Items from an interface collection

··········

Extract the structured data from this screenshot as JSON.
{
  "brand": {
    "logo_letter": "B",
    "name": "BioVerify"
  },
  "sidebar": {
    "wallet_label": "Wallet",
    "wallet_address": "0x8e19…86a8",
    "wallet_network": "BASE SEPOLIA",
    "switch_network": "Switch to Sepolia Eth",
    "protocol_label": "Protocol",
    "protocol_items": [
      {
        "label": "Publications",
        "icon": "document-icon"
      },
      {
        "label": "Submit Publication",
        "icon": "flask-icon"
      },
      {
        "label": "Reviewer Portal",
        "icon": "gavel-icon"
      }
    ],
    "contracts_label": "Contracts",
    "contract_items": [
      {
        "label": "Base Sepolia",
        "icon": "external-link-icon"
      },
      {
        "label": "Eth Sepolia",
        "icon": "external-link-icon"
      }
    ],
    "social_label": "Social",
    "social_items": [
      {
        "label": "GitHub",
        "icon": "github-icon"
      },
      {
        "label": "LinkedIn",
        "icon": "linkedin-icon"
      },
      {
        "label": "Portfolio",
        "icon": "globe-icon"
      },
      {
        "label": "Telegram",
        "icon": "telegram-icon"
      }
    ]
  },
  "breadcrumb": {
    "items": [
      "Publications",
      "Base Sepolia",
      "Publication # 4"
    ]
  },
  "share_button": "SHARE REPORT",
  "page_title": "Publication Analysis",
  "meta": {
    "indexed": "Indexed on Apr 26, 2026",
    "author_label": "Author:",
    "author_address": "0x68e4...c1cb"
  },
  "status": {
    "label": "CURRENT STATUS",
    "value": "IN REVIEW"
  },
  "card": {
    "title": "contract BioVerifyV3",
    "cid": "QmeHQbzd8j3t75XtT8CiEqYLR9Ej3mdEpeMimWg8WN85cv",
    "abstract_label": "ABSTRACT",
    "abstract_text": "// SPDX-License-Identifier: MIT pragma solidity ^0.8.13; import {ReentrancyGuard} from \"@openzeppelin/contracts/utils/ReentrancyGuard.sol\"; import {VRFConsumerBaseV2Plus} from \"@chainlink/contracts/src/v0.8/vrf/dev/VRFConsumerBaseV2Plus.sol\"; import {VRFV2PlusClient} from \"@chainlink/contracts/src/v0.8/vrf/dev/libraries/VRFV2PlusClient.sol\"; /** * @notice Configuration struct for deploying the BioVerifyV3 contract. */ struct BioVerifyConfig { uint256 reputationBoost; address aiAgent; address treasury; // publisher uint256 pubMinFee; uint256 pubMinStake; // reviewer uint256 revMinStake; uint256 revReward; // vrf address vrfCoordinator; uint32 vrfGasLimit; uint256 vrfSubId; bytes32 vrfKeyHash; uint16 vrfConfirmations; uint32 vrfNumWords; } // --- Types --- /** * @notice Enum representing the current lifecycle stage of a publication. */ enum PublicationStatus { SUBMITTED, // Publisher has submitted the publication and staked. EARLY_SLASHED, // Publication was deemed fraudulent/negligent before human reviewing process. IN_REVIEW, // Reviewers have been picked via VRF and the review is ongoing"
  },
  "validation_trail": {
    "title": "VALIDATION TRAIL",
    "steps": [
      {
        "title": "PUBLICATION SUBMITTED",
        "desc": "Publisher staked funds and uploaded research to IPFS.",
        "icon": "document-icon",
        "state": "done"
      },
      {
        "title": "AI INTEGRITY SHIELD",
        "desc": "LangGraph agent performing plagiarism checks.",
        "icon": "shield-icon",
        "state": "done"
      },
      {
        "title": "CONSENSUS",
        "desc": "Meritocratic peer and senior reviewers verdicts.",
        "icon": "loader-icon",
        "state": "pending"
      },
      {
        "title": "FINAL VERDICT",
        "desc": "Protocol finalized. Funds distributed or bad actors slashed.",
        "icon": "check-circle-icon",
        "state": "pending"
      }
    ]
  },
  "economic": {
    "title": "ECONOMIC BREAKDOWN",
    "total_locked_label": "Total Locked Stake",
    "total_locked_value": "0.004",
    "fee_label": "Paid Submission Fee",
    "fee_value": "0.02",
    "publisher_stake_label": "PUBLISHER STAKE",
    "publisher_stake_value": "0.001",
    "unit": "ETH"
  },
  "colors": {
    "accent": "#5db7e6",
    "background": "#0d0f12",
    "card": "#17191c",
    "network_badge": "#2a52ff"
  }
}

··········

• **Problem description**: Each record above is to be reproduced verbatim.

• **Solved exercise**:
Extract the structured data from this screenshot as JSON.
{
  "brand": {
    "logo_letter": "B",
    "name": "BioVerify"
  },
  "sidebar": {
    "wallet_label": "Wallet",
    "wallet_address": "0x8e19…86a8",
    "wallet_network": "BASE SEPOLIA",
    "switch_network": "Switch to Sepolia Eth",
    "protocol_label": "Protocol",
    "protocol_items": [
      {
        "label": "Publications",
        "icon": "document-icon"
      },
      {
        "label": "Submit Publication",
        "icon": "flask-icon"
      },
      {
        "label": "Reviewer Portal",
        "icon": "gavel-icon"
      }
    ],
    "contracts_label": "Contracts",
    "contract_items": [
      {
        "label": "Base Sepolia",
        "icon": "external-link-icon"
      },
      {
        "label": "Eth Sepolia",
        "icon": "external-link-icon"
      }
    ],
    "social_label": "Social",
    "social_items": [
      {
        "label": "GitHub",
        "icon": "github-icon"
      },
      {
        "label": "LinkedIn",
        "icon": "linkedin-icon"
      },
      {
        "label": "Portfolio",
        "icon": "globe-icon"
      },
      {
        "label": "Telegram",
        "icon": "telegram-icon"
      }
    ]
  },
  "breadcrumb": {
    "items": [
      "Publications",
      "Base Sepolia",
      "Publication # 4"
    ]
  },
  "share_button": "SHARE REPORT",
  "page_title": "Publication Analysis",
  "meta": {
    "indexed": "Indexed on Apr 26, 2026",
    "author_label": "Author:",
    "author_address": "0x68e4...c1cb"
  },
  "status": {
    "label": "CURRENT STATUS",
    "value": "IN REVIEW"
  },
  "card": {
    "title": "contract BioVerifyV3",
    "cid": "QmeHQbzd8j3t75XtT8CiEqYLR9Ej3mdEpeMimWg8WN85cv",
    "abstract_label": "ABSTRACT",
    "abstract_text": "// SPDX-License-Identifier: MIT pragma solidity ^0.8.13; import {ReentrancyGuard} from \"@openzeppelin/contracts/utils/ReentrancyGuard.sol\"; import {VRFConsumerBaseV2Plus} from \"@chainlink/contracts/src/v0.8/vrf/dev/VRFConsumerBaseV2Plus.sol\"; import {VRFV2PlusClient} from \"@chainlink/contracts/src/v0.8/vrf/dev/libraries/VRFV2PlusClient.sol\"; /** * @notice Configuration struct for deploying the BioVerifyV3 contract. */ struct BioVerifyConfig { uint256 reputationBoost; address aiAgent; address treasury; // publisher uint256 pubMinFee; uint256 pubMinStake; // reviewer uint256 revMinStake; uint256 revReward; // vrf address vrfCoordinator; uint32 vrfGasLimit; uint256 vrfSubId; bytes32 vrfKeyHash; uint16 vrfConfirmations; uint32 vrfNumWords; } // --- Types --- /** * @notice Enum representing the current lifecycle stage of a publication. */ enum PublicationStatus { SUBMITTED, // Publisher has submitted the publication and staked. EARLY_SLASHED, // Publication was deemed fraudulent/negligent before human reviewing process. IN_REVIEW, // Reviewers have been picked via VRF and the review is ongoing"
  },
  "validation_trail": {
    "title": "VALIDATION TRAIL",
    "steps": [
      {
        "title": "PUBLICATION SUBMITTED",
        "desc": "Publisher staked funds and uploaded research to IPFS.",
        "icon": "document-icon",
        "state": "done"
      },
      {
        "title": "AI INTEGRITY SHIELD",
        "desc": "LangGraph agent performing plagiarism checks.",
        "icon": "shield-icon",
        "state": "done"
      },
      {
        "title": "CONSENSUS",
        "desc": "Meritocratic peer and senior reviewers verdicts.",
        "icon": "loader-icon",
        "state": "pending"
      },
      {
        "title": "FINAL VERDICT",
        "desc": "Protocol finalized. Funds distributed or bad actors slashed.",
        "icon": "check-circle-icon",
        "state": "pending"
      }
    ]
  },
  "economic": {
    "title": "ECONOMIC BREAKDOWN",
    "total_locked_label": "Total Locked Stake",
    "total_locked_value": "0.004",
    "fee_label": "Paid Submission Fee",
    "fee_value": "0.02",
    "publisher_stake_label": "PUBLISHER STAKE",
    "publisher_stake_value": "0.001",
    "unit": "ETH"
  },
  "colors": {
    "accent": "#5db7e6",
    "background": "#0d0f12",
    "card": "#17191c",
    "network_badge": "#2a52ff"
  }
}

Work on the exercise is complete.